Saturday, October 27, 2007
Dogs with JOBS!
It's a strange concept, isn't it? If you're reading this, you probably have a dog--and your dog probably doesn't have a job, per se, other than being good company. Oh sure, most of our dogs help make us and our homes a little safer--that's a job, and one their natural instincts admirably suit them for. It's very rare you hear of an apartment with a dog being burglarized, or a person walking a dog being mugged. I will say, my previous apartment in The Bronx was burglarized, and they got everything of value I had--except my dog, who was all I really cared about. In this particular case, Peggy was no deterrent at all, but that burglary was probably an inside job. Long story.
I'm pretty sure Peggy thought her job was to chase squirrels, my roommate, whose dog she also was at first, sometimes used her to pick up women in bars (another long story), and she performed any number of other services for people in her life--even so, she couldn't really be called a working dog, and neither can most of the caring companion canines taking up apartment space all over town. Their job, in my opinion, is to hold this city together, but that's less a career than a calling.
But in fact there are genuine working dogs all over the city. Bomb-sniffers, drug-sniffers, pirated-DVD-sniffers. Search and rescue dogs, hunting dogs--there's plenty of serious hunters living in New York, keeping retrievers and hounds. Dogs that can detect cancers in the early stages, dogs that can comfort the ill and elderly. Seeing Eye Dogs, and Assistance Dogs. Firehouse dogs. The list goes on.
But most of them are watchdogs and guard dogs. That was probably the first job dogs ever did for us, lurking near the fire, hoping for scraps, hearing a leopard or a rival tribe, sounding the alarm, and eventually fighting alongside their strange new pack.
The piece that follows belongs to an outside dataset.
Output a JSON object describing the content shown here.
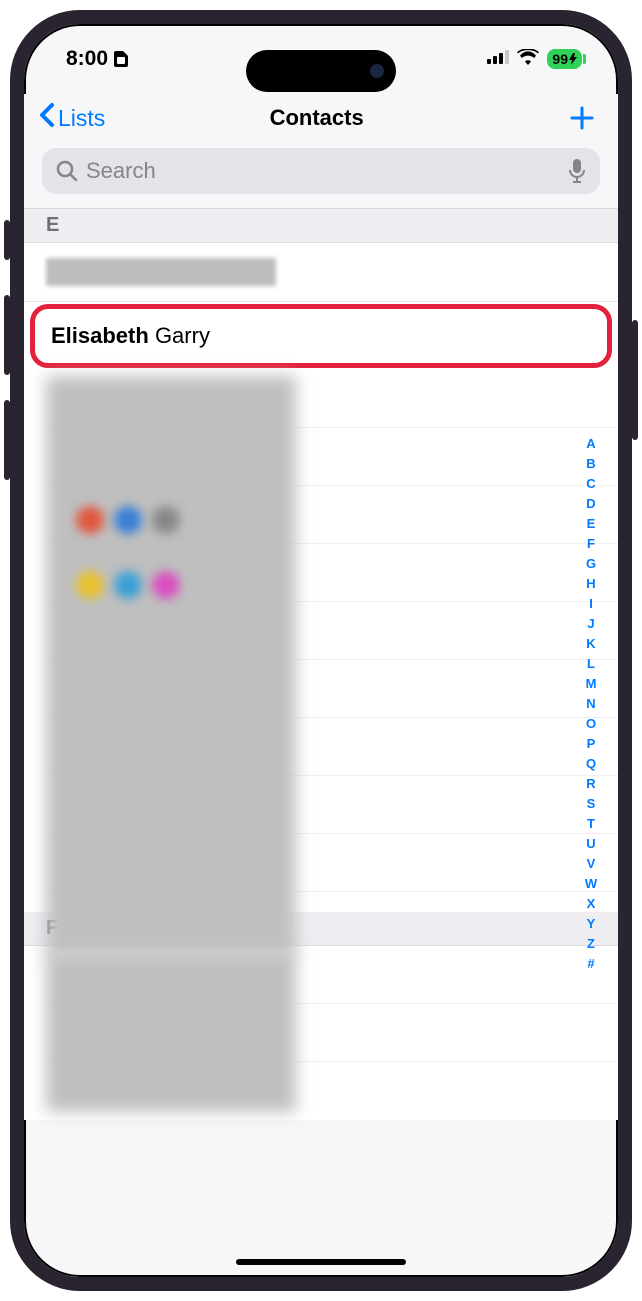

Nowadays, it's a little more civilized. But it's basically the same job.
If you've ever been to the world famous New York Botanical Garden in The Bronx, you didn't bring your dog--no dogs allowed inside to smell the flowers, even on a leash. But in fact, that isn't strictly true--at night, highly trained German Shepherd Dogs patrol the grounds for trespassers, protecting rare and valuable plants from thieves and vandals, and deterring anyone who might think of scaling the fence.
Guard dogs can be very expensively bred and trained animals, or they can just be mutts trusted to naturally kick up a racket when they detect strangers in the area. They guard storefronts, warehouses, junkyards, subway yards, etc. Some are treated like family, others are abused and neglected--the former group always does the best job.
But generally speaking, guard dogs tend to guard a specific place. I'd never heard of them guarding a delivery truck while the truck was actually out delivering. This was a new one on me.
We were on a long walk with Max, at the corner of Isham St. & Broadway, over by the Church of the Good Shepherd, when we became aware we were being watched suspiciously. The truck was stopped at a light. I had just enough time to get these two pictures.
I've have given a lot to ask the truck driver a few questions, but he was on his way somewhere, and you'll understand I didn't want to get too close. Max bristled a little at the truck dogs, as if to say "I've got people to protect too." But these dogs must have been very carefully trained to stay inside the open cab of the truck until told they could get out--maybe they were also secured by leashes--unclear from the pictures. They glared at Max, but made no attempt to get out.
Trucks like these are obviously quite vulnerable to hijackers, and a bread company probably can't depend on the same kind of police protection a UPS driver gets. Even so, I can't see this catching on--most delivery drivers probably couldn't manage the dogs.
I'll keep an eye peeled for more dogs with jobs around town, but my next post will be about dogs having fun. Though dogs don't really make such a big distinction between work and play--an enviable outlook, and one we should try to learn from.
Posted by Chris at 8:52 AM